In mid-October, a group of Democratic lawmakers sought tax relief for both Puerto Rico and the U.S. Virgin Islands, which were hit extremely hard by the hurricanes of September. The crux behind the lawmakers’ plea was that people and businesses in the two territories do not enjoy the same benefits as those on the mainland. Thus, assistance for them is harder to get than their fellow citizens in Florida and Houston.

The House of Representatives did pass a $36.5 billion disaster aid package for Puerto Rico and the U.S. Virgin Islands, but experts and lawmakers characterized that amount as “paltry” for the people of the territories. Residents still do not have access to many of the tax benefits typically provided by the federal government in disaster scenarios.

The requests for aid have been somewhat overshadowed by Congress’s push to pass a $6 trillion tax overhaul plan that has long been championed by President Donald Trump and other conservative leaders. But the requests for aid continue to come in.

Democrats also asked a federal panel—the Ways and Means Committee—to permanently reinstate the tax system for rum, in which excise taxes collected on rum made in the U.S. Virgin Islands and Puerto Rico get paid to the federal government, but are then transferred back into the territories. In addition, lawmakers asked the panel to provide more financing for the New Markets Tax Credit to help businesses lost in Hurricane Maria recover.

Governor presses Trump for help

In addition to the relief requests members of Congress have made, U.S. Virgin Islands Governor Kenneth E. Mapp also met directly with President Trump in October and detailed the dire situation. Mapp told the President that the U.S. Virgin Islands needs up to $750 million to rebuild after the devastation the hurricanes caused. He has subsequently increased his ask to $7.5 billion.

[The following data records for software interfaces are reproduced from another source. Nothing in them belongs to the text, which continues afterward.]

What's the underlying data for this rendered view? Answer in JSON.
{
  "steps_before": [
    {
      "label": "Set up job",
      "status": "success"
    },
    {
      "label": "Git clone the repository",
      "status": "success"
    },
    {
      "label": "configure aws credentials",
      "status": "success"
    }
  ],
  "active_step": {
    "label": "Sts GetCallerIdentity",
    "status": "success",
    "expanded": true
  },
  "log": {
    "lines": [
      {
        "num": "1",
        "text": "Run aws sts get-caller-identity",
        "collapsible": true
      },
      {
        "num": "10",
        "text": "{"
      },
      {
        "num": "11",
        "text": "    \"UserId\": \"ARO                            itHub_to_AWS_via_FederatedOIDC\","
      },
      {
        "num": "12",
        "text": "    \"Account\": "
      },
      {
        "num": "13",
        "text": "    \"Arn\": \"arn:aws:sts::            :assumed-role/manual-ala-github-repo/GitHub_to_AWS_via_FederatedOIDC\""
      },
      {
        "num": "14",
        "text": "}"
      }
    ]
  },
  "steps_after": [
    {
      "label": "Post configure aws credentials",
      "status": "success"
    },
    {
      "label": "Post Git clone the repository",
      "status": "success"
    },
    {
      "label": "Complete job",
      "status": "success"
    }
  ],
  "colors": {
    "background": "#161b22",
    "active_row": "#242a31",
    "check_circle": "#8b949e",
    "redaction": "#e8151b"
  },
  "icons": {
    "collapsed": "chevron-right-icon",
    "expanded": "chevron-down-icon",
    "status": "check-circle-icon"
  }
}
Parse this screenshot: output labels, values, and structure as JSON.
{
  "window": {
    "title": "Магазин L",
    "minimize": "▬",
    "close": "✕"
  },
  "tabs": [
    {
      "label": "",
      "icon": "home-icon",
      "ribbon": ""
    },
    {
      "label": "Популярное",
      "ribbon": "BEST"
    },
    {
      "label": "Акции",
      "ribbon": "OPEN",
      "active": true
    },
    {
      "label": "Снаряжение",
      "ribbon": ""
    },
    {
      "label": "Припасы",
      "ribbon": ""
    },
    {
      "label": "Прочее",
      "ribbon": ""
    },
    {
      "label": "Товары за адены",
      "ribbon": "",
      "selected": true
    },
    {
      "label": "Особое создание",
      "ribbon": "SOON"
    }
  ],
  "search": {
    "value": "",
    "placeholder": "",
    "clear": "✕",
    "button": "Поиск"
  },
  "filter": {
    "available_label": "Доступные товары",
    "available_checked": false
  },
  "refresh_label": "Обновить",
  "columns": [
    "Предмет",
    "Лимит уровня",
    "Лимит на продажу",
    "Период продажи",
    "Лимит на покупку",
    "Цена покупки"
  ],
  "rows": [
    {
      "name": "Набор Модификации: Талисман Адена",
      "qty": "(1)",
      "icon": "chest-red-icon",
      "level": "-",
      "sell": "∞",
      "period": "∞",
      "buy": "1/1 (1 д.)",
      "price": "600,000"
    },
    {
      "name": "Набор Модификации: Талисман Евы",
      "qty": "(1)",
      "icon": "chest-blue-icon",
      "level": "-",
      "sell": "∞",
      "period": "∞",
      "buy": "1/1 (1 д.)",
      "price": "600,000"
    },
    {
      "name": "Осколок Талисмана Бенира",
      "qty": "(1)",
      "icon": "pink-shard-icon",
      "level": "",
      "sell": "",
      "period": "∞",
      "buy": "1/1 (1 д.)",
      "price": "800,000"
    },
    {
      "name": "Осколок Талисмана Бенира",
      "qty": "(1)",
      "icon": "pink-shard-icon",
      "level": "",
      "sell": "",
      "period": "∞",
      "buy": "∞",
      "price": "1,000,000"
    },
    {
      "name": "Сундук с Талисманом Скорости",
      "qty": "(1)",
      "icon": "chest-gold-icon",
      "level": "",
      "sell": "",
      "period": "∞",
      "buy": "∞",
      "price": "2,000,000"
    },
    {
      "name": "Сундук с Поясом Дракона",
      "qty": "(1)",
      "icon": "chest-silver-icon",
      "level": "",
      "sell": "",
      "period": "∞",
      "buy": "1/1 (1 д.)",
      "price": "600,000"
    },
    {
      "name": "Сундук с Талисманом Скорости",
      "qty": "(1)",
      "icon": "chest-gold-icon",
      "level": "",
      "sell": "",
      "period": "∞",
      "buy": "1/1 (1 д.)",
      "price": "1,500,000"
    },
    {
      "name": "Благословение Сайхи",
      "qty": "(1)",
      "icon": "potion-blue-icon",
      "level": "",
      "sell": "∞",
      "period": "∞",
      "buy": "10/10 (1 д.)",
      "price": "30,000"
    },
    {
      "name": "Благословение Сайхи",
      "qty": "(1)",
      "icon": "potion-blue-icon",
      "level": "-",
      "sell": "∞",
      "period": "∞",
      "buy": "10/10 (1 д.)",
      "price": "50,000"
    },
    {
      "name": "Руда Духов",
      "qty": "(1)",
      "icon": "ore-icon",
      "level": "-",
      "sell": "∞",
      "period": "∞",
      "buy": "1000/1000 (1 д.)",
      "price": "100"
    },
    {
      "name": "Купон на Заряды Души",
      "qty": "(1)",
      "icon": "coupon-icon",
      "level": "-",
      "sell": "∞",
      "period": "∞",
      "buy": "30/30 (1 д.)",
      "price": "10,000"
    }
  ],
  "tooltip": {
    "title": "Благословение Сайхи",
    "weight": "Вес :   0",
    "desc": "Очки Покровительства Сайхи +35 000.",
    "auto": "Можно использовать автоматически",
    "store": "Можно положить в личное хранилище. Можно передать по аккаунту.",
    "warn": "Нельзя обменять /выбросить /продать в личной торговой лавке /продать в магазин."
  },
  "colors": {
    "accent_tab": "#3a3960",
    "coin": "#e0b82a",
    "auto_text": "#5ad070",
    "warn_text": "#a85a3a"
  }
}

While Mapp expressed gratitude for the funding the Territory has already received, he also specifically pointed out that funding is needed to rebuild schools and hospitals. Four schools were condemned on St. Thomas and St. Croix, and both the Territory’s hospitals need to be rebuilt completely.

The Governor also spoke with the President about redesigning the Territory’s power distribution system so that it would be underground. This would make for more expedient recoveries when future storms hit the region.

The rebuilding process will certainly be long and arduous, but there are lawmakers who continue to seek relief on behalf of the U.S. Virgin Islands. If you have questions about your options as you work to rebuild your business and your life in the Territory, consult a corporate planning attorney.

  1. Nash Davis is an associate in the Corporate, Tax and Estate Planning Practice Group at BoltNagi PC, a full service business law firm on St. Thomas, U.S. Virgin Islands.